Report, as a bare number, how many lines of the entries below contain "party".

-- SOURCE DATA --
......

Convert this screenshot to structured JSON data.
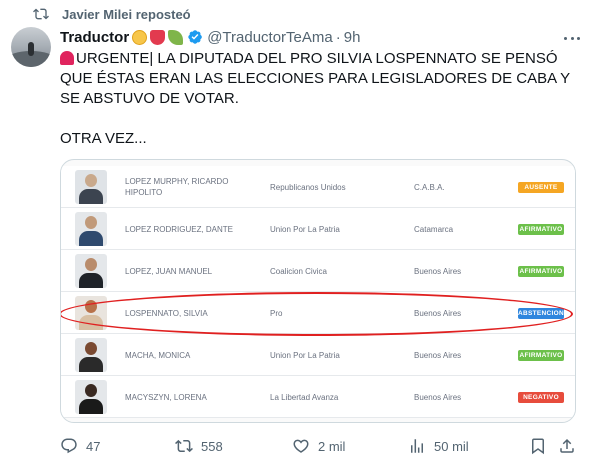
{
  "repost": {
    "text": "Javier Milei reposteó",
    "icon": "repost-icon"
  },
  "author": {
    "name": "Traductor",
    "handle": "@TraductorTeAma",
    "dot": "·",
    "time": "9h"
  },
  "tweet": {
    "line1": "URGENTE| LA DIPUTADA DEL PRO SILVIA LOSPENNATO SE PENSÓ QUE ÉSTAS ERAN LAS ELECCIONES PARA LEGISLADORES DE CABA Y SE ABSTUVO DE VOTAR.",
    "line2": "OTRA VEZ..."
  },
  "table": {
    "rows": [
      {
        "name": "LOPEZ MURPHY, RICARDO HIPOLITO",
        "party": "Republicanos Unidos",
        "place": "C.A.B.A.",
        "vote": "AUSENTE",
        "vote_color": "#f5a623"
      },
      {
        "name": "LOPEZ RODRIGUEZ, DANTE",
        "party": "Union Por La Patria",
        "place": "Catamarca",
        "vote": "AFIRMATIVO",
        "vote_color": "#6cc04a"
      },
      {
        "name": "LOPEZ, JUAN MANUEL",
        "party": "Coalicion Civica",
        "place": "Buenos Aires",
        "vote": "AFIRMATIVO",
        "vote_color": "#6cc04a"
      },
      {
        "name": "LOSPENNATO, SILVIA",
        "party": "Pro",
        "place": "Buenos Aires",
        "vote": "ABSTENCION",
        "vote_color": "#2e86de"
      },
      {
        "name": "MACHA, MONICA",
        "party": "Union Por La Patria",
        "place": "Buenos Aires",
        "vote": "AFIRMATIVO",
        "vote_color": "#6cc04a"
      },
      {
        "name": "MACYSZYN, LORENA",
        "party": "La Libertad Avanza",
        "place": "Buenos Aires",
        "vote": "NEGATIVO",
        "vote_color": "#e74c3c"
      }
    ]
  },
  "actions": {
    "replies": "47",
    "reposts": "558",
    "likes": "2 mil",
    "views": "50 mil"
  },
  "colors": {
    "accent": "#1d9bf0",
    "muted": "#536471",
    "repost_green": "#00ba7c",
    "highlight_red": "#e02020"
  }
}
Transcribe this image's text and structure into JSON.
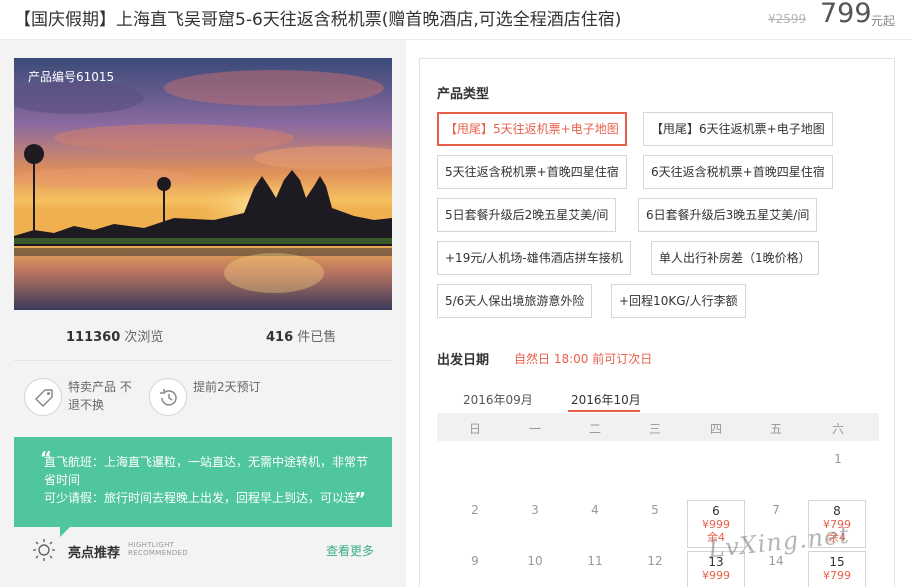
{
  "header": {
    "title": "【国庆假期】上海直飞吴哥窟5-6天往返含税机票(赠首晚酒店,可选全程酒店住宿)",
    "old_price": "¥2599",
    "price": "799",
    "price_suffix": "元起"
  },
  "product": {
    "code_label": "产品编号61015",
    "views_count": "111360",
    "views_label": "次浏览",
    "sold_count": "416",
    "sold_label": "件已售"
  },
  "features": [
    {
      "text": "特卖产品 不退不换",
      "icon": "tag-icon"
    },
    {
      "text": "提前2天预订",
      "icon": "clock-history-icon"
    }
  ],
  "highlight_box": {
    "quote_open": "“",
    "quote_close": "”",
    "line1": "直飞航班：上海直飞暹粒，一站直达，无需中途转机，非常节省时间",
    "line2": "可少请假：旅行时间去程晚上出发，回程早上到达，可以连"
  },
  "highlights": {
    "title": "亮点推荐",
    "subtitle_en_1": "HIGHTLIGHT",
    "subtitle_en_2": "RECOMMENDED",
    "more_label": "查看更多"
  },
  "product_type": {
    "label": "产品类型",
    "options": [
      {
        "label": "【甩尾】5天往返机票+电子地图",
        "selected": true
      },
      {
        "label": "【甩尾】6天往返机票+电子地图",
        "selected": false
      },
      {
        "label": "5天往返含税机票+首晚四星住宿",
        "selected": false
      },
      {
        "label": "6天往返含税机票+首晚四星住宿",
        "selected": false
      },
      {
        "label": "5日套餐升级后2晚五星艾美/间",
        "selected": false
      },
      {
        "label": "6日套餐升级后3晚五星艾美/间",
        "selected": false
      },
      {
        "label": "+19元/人机场-雄伟酒店拼车接机",
        "selected": false
      },
      {
        "label": "单人出行补房差（1晚价格）",
        "selected": false
      },
      {
        "label": "5/6天人保出境旅游意外险",
        "selected": false
      },
      {
        "label": "+回程10KG/人行李额",
        "selected": false
      }
    ]
  },
  "departure": {
    "label": "出发日期",
    "note": "自然日 18:00 前可订次日",
    "months": [
      "2016年09月",
      "2016年10月"
    ],
    "active_month": "2016年10月",
    "weekdays": [
      "日",
      "一",
      "二",
      "三",
      "四",
      "五",
      "六"
    ],
    "days": {
      "d1": "1",
      "d2": "2",
      "d3": "3",
      "d4": "4",
      "d5": "5",
      "d7": "7",
      "d9": "9",
      "d10": "10",
      "d11": "11",
      "d12": "12",
      "d14": "14"
    },
    "available": [
      {
        "day": "6",
        "price": "¥999",
        "stock": "余4"
      },
      {
        "day": "8",
        "price": "¥799",
        "stock": "余4"
      },
      {
        "day": "13",
        "price": "¥999",
        "stock": ""
      },
      {
        "day": "15",
        "price": "¥799",
        "stock": ""
      }
    ]
  },
  "watermark": "LvXing.net",
  "colors": {
    "accent": "#e8604c",
    "green": "#4fc69b",
    "link": "#3bb085"
  }
}
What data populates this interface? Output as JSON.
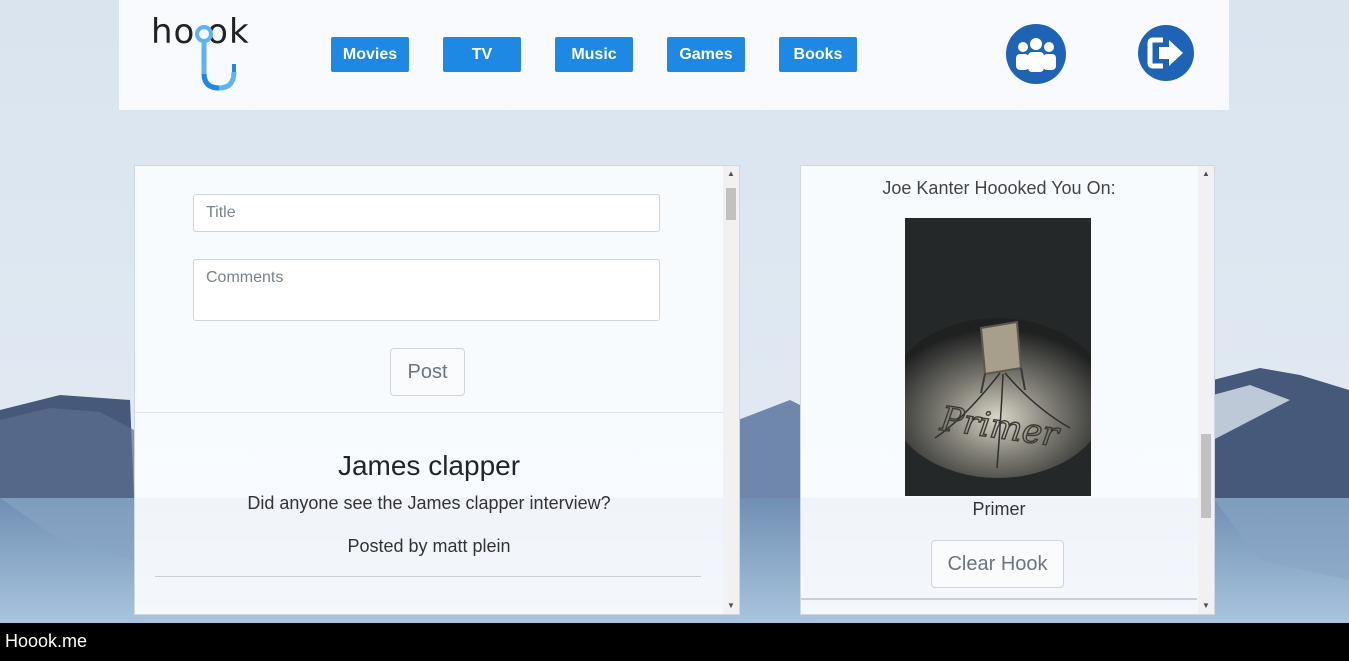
{
  "brand": {
    "logo_text": "ho  ok"
  },
  "nav": {
    "items": [
      {
        "label": "Movies"
      },
      {
        "label": "TV"
      },
      {
        "label": "Music"
      },
      {
        "label": "Games"
      },
      {
        "label": "Books"
      }
    ],
    "friends_icon": "group-icon",
    "logout_icon": "logout-icon"
  },
  "post_form": {
    "title_placeholder": "Title",
    "comments_placeholder": "Comments",
    "post_label": "Post"
  },
  "feed": {
    "posts": [
      {
        "title": "James clapper",
        "body": "Did anyone see the James clapper interview?",
        "author": "Posted by matt plein"
      }
    ]
  },
  "hook": {
    "heading": "Joe Kanter Hoooked You On:",
    "poster_text": "Primer",
    "item_title": "Primer",
    "clear_label": "Clear Hook"
  },
  "footer": {
    "text": "Hoook.me"
  },
  "colors": {
    "accent": "#1e88e5",
    "icon_blue": "#1f63b5",
    "footer_bg": "#000000"
  }
}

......

-- EXPECTED OUTPUT --
6